Problem to work on
Show each line of the data below in which "bell" occurs.

[Source data]
========

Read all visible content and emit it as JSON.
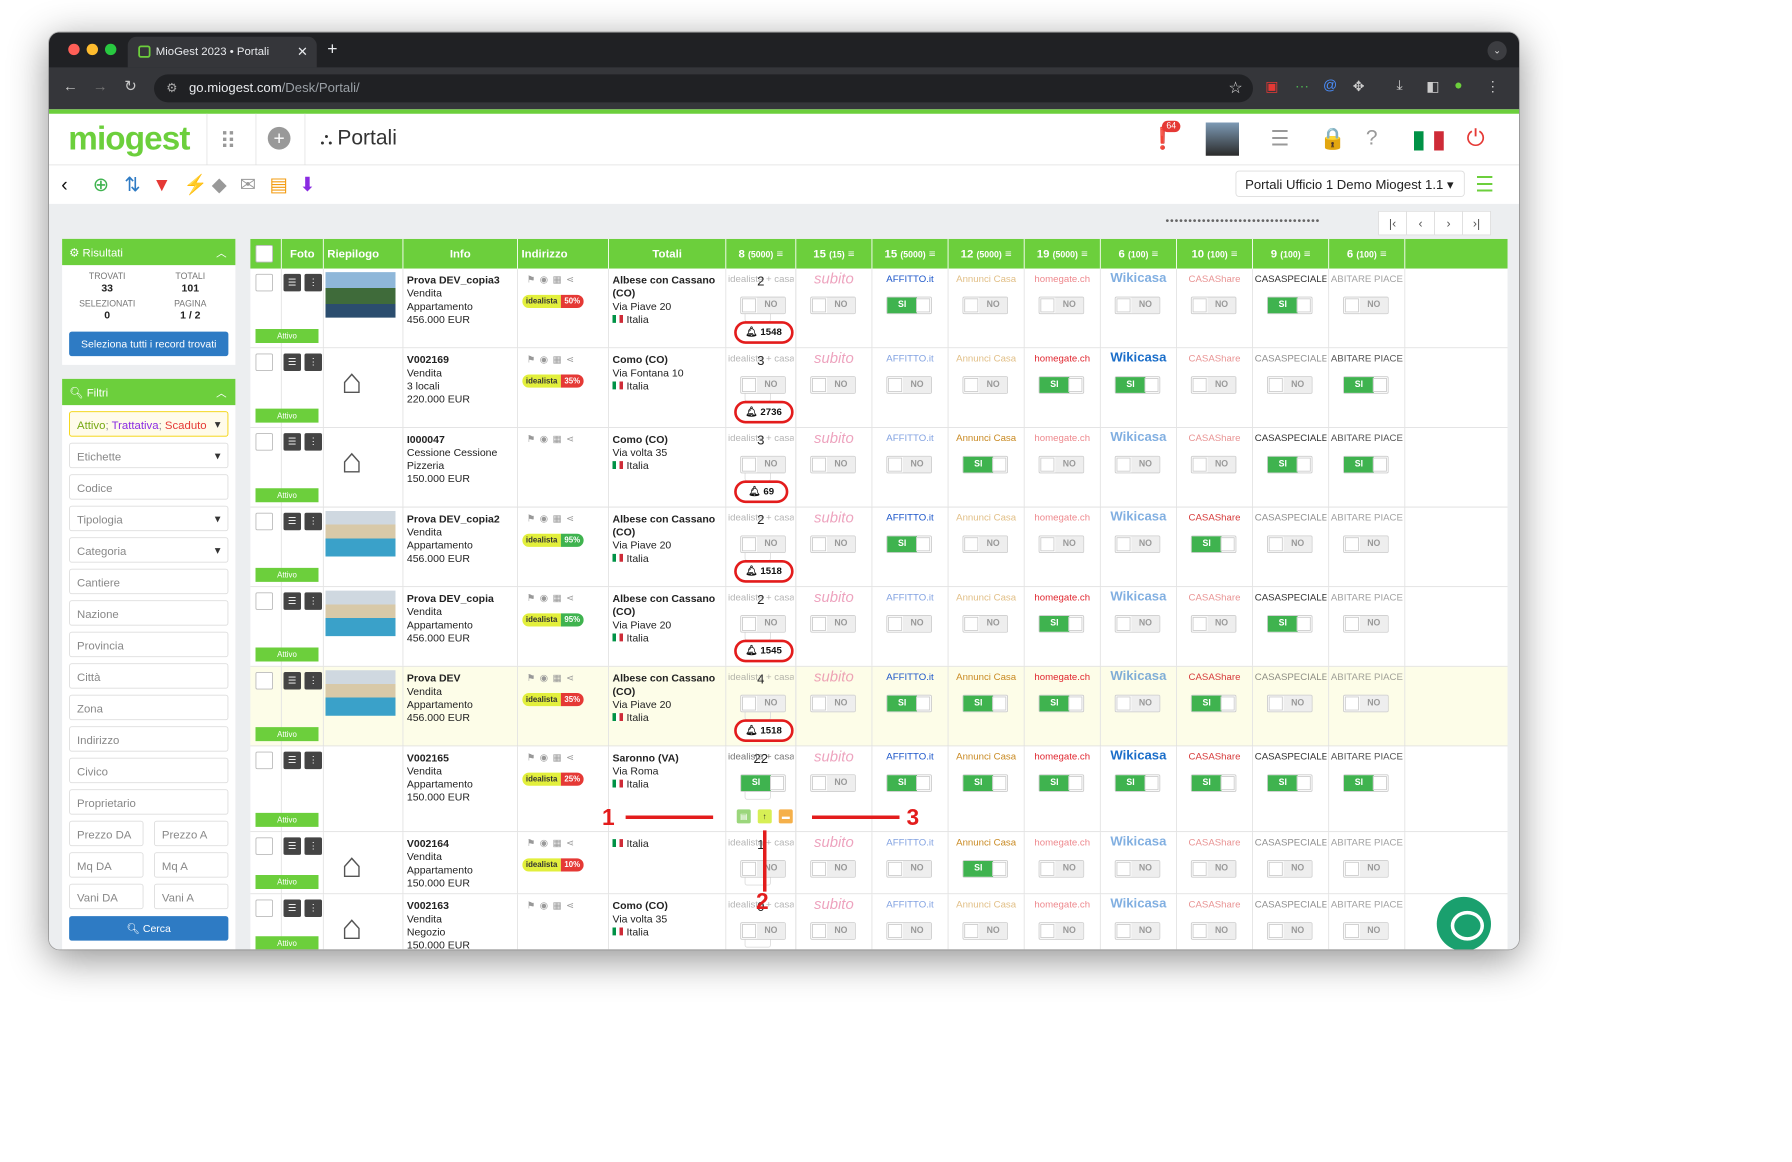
{
  "browser": {
    "tab_title": "MioGest 2023 • Portali",
    "url_domain": "go.miogest.com",
    "url_path": "/Desk/Portali/",
    "dot_colors": [
      "#ff5f57",
      "#febc2e",
      "#28c840"
    ]
  },
  "app": {
    "logo": "miogest",
    "page_title": "Portali",
    "notification_count": "64",
    "office_select": "Portali Ufficio 1 Demo Miogest 1.1",
    "accent": "#6ccf3c"
  },
  "results": {
    "header": "Risultati",
    "trovati_label": "TROVATI",
    "trovati": "33",
    "totali_label": "TOTALI",
    "totali": "101",
    "selezionati_label": "SELEZIONATI",
    "selezionati": "0",
    "pagina_label": "PAGINA",
    "pagina": "1 / 2",
    "select_all": "Seleziona tutti i record trovati"
  },
  "filters": {
    "header": "Filtri",
    "status_a": "Attivo",
    "status_b": "Trattativa",
    "status_c": "Scaduto",
    "etichette": "Etichette",
    "codice": "Codice",
    "tipologia": "Tipologia",
    "categoria": "Categoria",
    "cantiere": "Cantiere",
    "nazione": "Nazione",
    "provincia": "Provincia",
    "citta": "Città",
    "zona": "Zona",
    "indirizzo": "Indirizzo",
    "civico": "Civico",
    "proprietario": "Proprietario",
    "prezzo_da": "Prezzo DA",
    "prezzo_a": "Prezzo A",
    "mq_da": "Mq DA",
    "mq_a": "Mq A",
    "vani_da": "Vani DA",
    "vani_a": "Vani A",
    "search": "Cerca"
  },
  "columns": {
    "foto": "Foto",
    "riepilogo": "Riepilogo",
    "info": "Info",
    "indirizzo": "Indirizzo",
    "totali": "Totali",
    "portals": [
      {
        "n": "8",
        "cap": "(5000)"
      },
      {
        "n": "15",
        "cap": "(15)"
      },
      {
        "n": "15",
        "cap": "(5000)"
      },
      {
        "n": "12",
        "cap": "(5000)"
      },
      {
        "n": "19",
        "cap": "(5000)"
      },
      {
        "n": "6",
        "cap": "(100)"
      },
      {
        "n": "10",
        "cap": "(100)"
      },
      {
        "n": "9",
        "cap": "(100)"
      },
      {
        "n": "6",
        "cap": "(100)"
      }
    ]
  },
  "portal_logos": [
    "idealista + casa.it",
    "subito",
    "AFFITTO.it",
    "Annunci Casa",
    "homegate.ch",
    "Wikicasa",
    "CASAShare",
    "CASASPECIALE.IT",
    "ABITARE PIACENZA"
  ],
  "portal_logo_colors": [
    "#777",
    "#e0588a",
    "#1b55c9",
    "#c98a22",
    "#e0262f",
    "#1b6ec9",
    "#d63b3b",
    "#333",
    "#555"
  ],
  "labels": {
    "attivo": "Attivo",
    "si": "SI",
    "no": "NO"
  },
  "rows": [
    {
      "title": "Prova DEV_copia3",
      "l2": "Vendita",
      "l3": "Appartamento",
      "l4": "456.000 EUR",
      "city": "Albese con Cassano (CO)",
      "street": "Via Piave 20",
      "country": "Italia",
      "pct": "50%",
      "pct_color": "#e53935",
      "total": "2",
      "bell": "1548",
      "photo": "lake",
      "portals": [
        0,
        0,
        1,
        0,
        0,
        0,
        0,
        1,
        0
      ]
    },
    {
      "title": "V002169",
      "l2": "Vendita",
      "l3": "3 locali",
      "l4": "220.000 EUR",
      "city": "Como (CO)",
      "street": "Via Fontana 10",
      "country": "Italia",
      "pct": "35%",
      "pct_color": "#e53935",
      "total": "3",
      "bell": "2736",
      "photo": "house",
      "portals": [
        0,
        0,
        0,
        0,
        1,
        1,
        0,
        0,
        1
      ]
    },
    {
      "title": "I000047",
      "l2": "Cessione Cessione",
      "l3": "Pizzeria",
      "l4": "150.000 EUR",
      "city": "Como (CO)",
      "street": "Via volta 35",
      "country": "Italia",
      "pct": "",
      "pct_color": "",
      "total": "3",
      "bell": "69",
      "photo": "house",
      "portals": [
        0,
        0,
        0,
        1,
        0,
        0,
        0,
        1,
        1
      ]
    },
    {
      "title": "Prova DEV_copia2",
      "l2": "Vendita",
      "l3": "Appartamento",
      "l4": "456.000 EUR",
      "city": "Albese con Cassano (CO)",
      "street": "Via Piave 20",
      "country": "Italia",
      "pct": "95%",
      "pct_color": "#3fb34f",
      "total": "2",
      "bell": "1518",
      "photo": "pool",
      "portals": [
        0,
        0,
        1,
        0,
        0,
        0,
        1,
        0,
        0
      ]
    },
    {
      "title": "Prova DEV_copia",
      "l2": "Vendita",
      "l3": "Appartamento",
      "l4": "456.000 EUR",
      "city": "Albese con Cassano (CO)",
      "street": "Via Piave 20",
      "country": "Italia",
      "pct": "95%",
      "pct_color": "#3fb34f",
      "total": "2",
      "bell": "1545",
      "photo": "pool",
      "portals": [
        0,
        0,
        0,
        0,
        1,
        0,
        0,
        1,
        0
      ]
    },
    {
      "title": "Prova DEV",
      "l2": "Vendita",
      "l3": "Appartamento",
      "l4": "456.000 EUR",
      "city": "Albese con Cassano (CO)",
      "street": "Via Piave 20",
      "country": "Italia",
      "pct": "35%",
      "pct_color": "#e53935",
      "total": "4",
      "bell": "1518",
      "photo": "pool",
      "portals": [
        0,
        0,
        1,
        1,
        1,
        0,
        1,
        0,
        0
      ]
    },
    {
      "title": "V002165",
      "l2": "Vendita",
      "l3": "Appartamento",
      "l4": "150.000 EUR",
      "city": "Saronno (VA)",
      "street": "Via Roma",
      "country": "Italia",
      "pct": "25%",
      "pct_color": "#e53935",
      "total": "22",
      "bell": "",
      "photo": "",
      "portals": [
        1,
        0,
        1,
        1,
        1,
        1,
        1,
        1,
        1
      ]
    },
    {
      "title": "V002164",
      "l2": "Vendita",
      "l3": "Appartamento",
      "l4": "150.000 EUR",
      "city": "",
      "street": "",
      "country": "Italia",
      "pct": "10%",
      "pct_color": "#e53935",
      "total": "1",
      "bell": "",
      "photo": "house",
      "portals": [
        0,
        0,
        0,
        1,
        0,
        0,
        0,
        0,
        0
      ]
    },
    {
      "title": "V002163",
      "l2": "Vendita",
      "l3": "Negozio",
      "l4": "150.000 EUR",
      "city": "Como (CO)",
      "street": "Via volta 35",
      "country": "Italia",
      "pct": "",
      "pct_color": "",
      "total": "0",
      "bell": "",
      "photo": "house",
      "portals": [
        0,
        0,
        0,
        0,
        0,
        0,
        0,
        0,
        0
      ]
    }
  ],
  "annotations": {
    "one": "1",
    "two": "2",
    "three": "3"
  },
  "icons": [
    "back-arrow-icon",
    "add-circle-icon",
    "sort-icon",
    "filter-icon",
    "bolt-icon",
    "tag-icon",
    "mail-icon",
    "print-icon",
    "download-icon",
    "bell-icon",
    "house-icon",
    "menu-icon",
    "chat-icon"
  ]
}
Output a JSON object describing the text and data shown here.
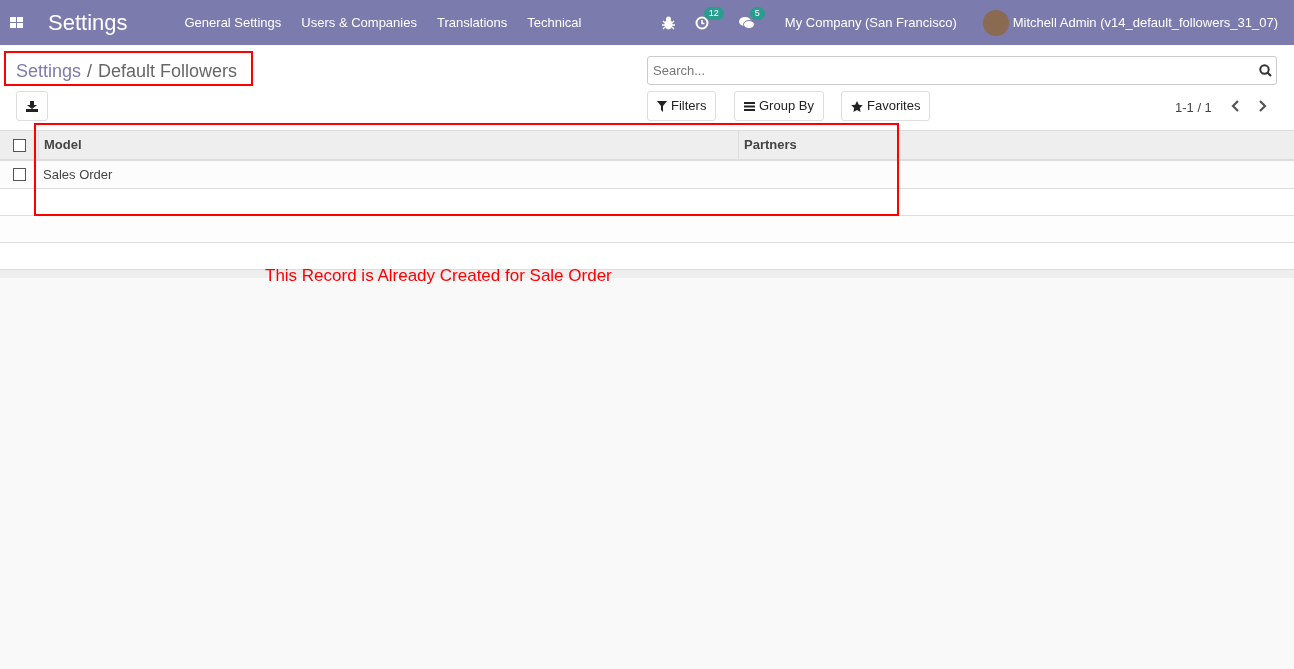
{
  "navbar": {
    "app_title": "Settings",
    "menus": [
      "General Settings",
      "Users & Companies",
      "Translations",
      "Technical"
    ],
    "activity_count": "12",
    "message_count": "5",
    "company": "My Company (San Francisco)",
    "user": "Mitchell Admin (v14_default_followers_31_07)"
  },
  "breadcrumb": [
    "Settings",
    "Default Followers"
  ],
  "breadcrumb_separator": "/",
  "search": {
    "placeholder": "Search..."
  },
  "filter_buttons": [
    "Filters",
    "Group By",
    "Favorites"
  ],
  "pager": "1-1 / 1",
  "table": {
    "columns": [
      "Model",
      "Partners"
    ],
    "all_checked": false,
    "rows": [
      {
        "cells": [
          "Sales Order",
          ""
        ],
        "checked": false
      }
    ]
  },
  "annotation": "This Record is Already Created for Sale Order"
}
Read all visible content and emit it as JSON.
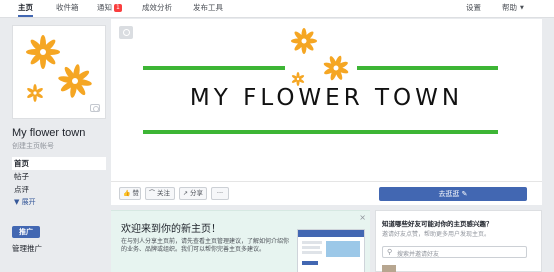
{
  "topnav": {
    "items": [
      {
        "label": "主页"
      },
      {
        "label": "收件箱"
      },
      {
        "label": "通知",
        "badge": "1"
      },
      {
        "label": "成效分析"
      },
      {
        "label": "发布工具"
      },
      {
        "label": "设置"
      },
      {
        "label": "帮助"
      }
    ]
  },
  "page": {
    "name": "My flower town",
    "handle": "创建主页帐号"
  },
  "leftnav": {
    "items": [
      {
        "label": "首页"
      },
      {
        "label": "帖子"
      },
      {
        "label": "点评"
      }
    ],
    "more": "▼ 展开"
  },
  "promote_label": "推广",
  "manage_label": "管理推广",
  "cover": {
    "title": "MY FLOWER TOWN",
    "bar_color": "#3db535",
    "flower_color": "#f5a623"
  },
  "actions": {
    "like": "赞",
    "follow": "关注",
    "share": "分享",
    "more": "···",
    "visit": "去逛逛"
  },
  "welcome": {
    "title": "欢迎来到你的新主页！",
    "body": "在与别人分享主页前，请先查看主页管理建议，了解如何介绍你的业务、品牌或组织。我们可以帮你完善主页多建议。",
    "close": "×"
  },
  "invite": {
    "title": "知道哪些好友可能对你的主页感兴趣？",
    "subtitle": "邀请好友点赞，帮助更多用户发现主页。",
    "search_placeholder": "搜索并邀请好友"
  },
  "colors": {
    "brand_blue": "#4267b2",
    "notification_red": "#fa3e3e"
  }
}
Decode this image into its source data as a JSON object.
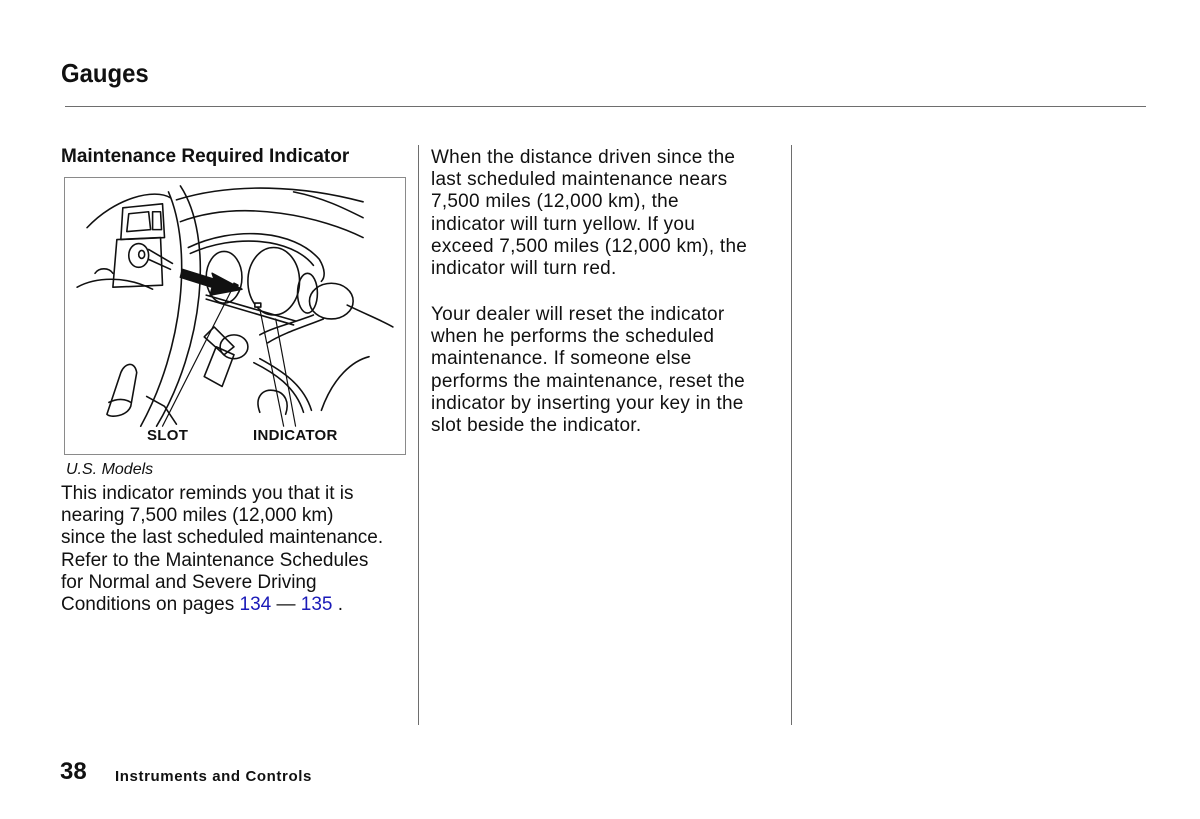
{
  "page": {
    "title": "Gauges"
  },
  "section": {
    "heading": "Maintenance Required Indicator",
    "figure": {
      "labels": {
        "slot": "SLOT",
        "indicator": "INDICATOR"
      },
      "caption": "U.S. Models"
    },
    "left_paragraph": {
      "lines": [
        "This indicator reminds you that it is",
        "nearing 7,500 miles (12,000 km)",
        "since the last scheduled maintenance.",
        "Refer to the Maintenance Schedules",
        "for Normal and Severe Driving"
      ],
      "last_line_prefix": "Conditions on pages ",
      "link_start_page": "134",
      "range_separator": " — ",
      "link_end_page": "135",
      "last_line_suffix": " ."
    },
    "middle_paragraph_1": {
      "lines": [
        "When the distance driven since the",
        "last scheduled maintenance nears",
        "7,500 miles (12,000 km), the",
        "indicator will turn yellow. If you",
        "exceed 7,500 miles (12,000 km), the",
        "indicator will turn red."
      ]
    },
    "middle_paragraph_2": {
      "lines": [
        "Your dealer will reset the indicator",
        "when he performs the scheduled",
        "maintenance. If someone else",
        "performs the maintenance, reset the",
        "indicator by inserting your key in the",
        "slot beside the indicator."
      ]
    }
  },
  "footer": {
    "page_number": "38",
    "section_name": "Instruments and Controls"
  },
  "colors": {
    "link": "#1a1ab8",
    "text": "#111111",
    "rule": "#6e6e6e"
  }
}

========

Output
      "bell": "1548",
      "bell": "2736",
      "bell": "69",
      "bell": "1518",
      "bell": "1545",
      "bell": "1518",
      "bell": "",
      "bell": "",
      "bell": "",
    "bell-icon",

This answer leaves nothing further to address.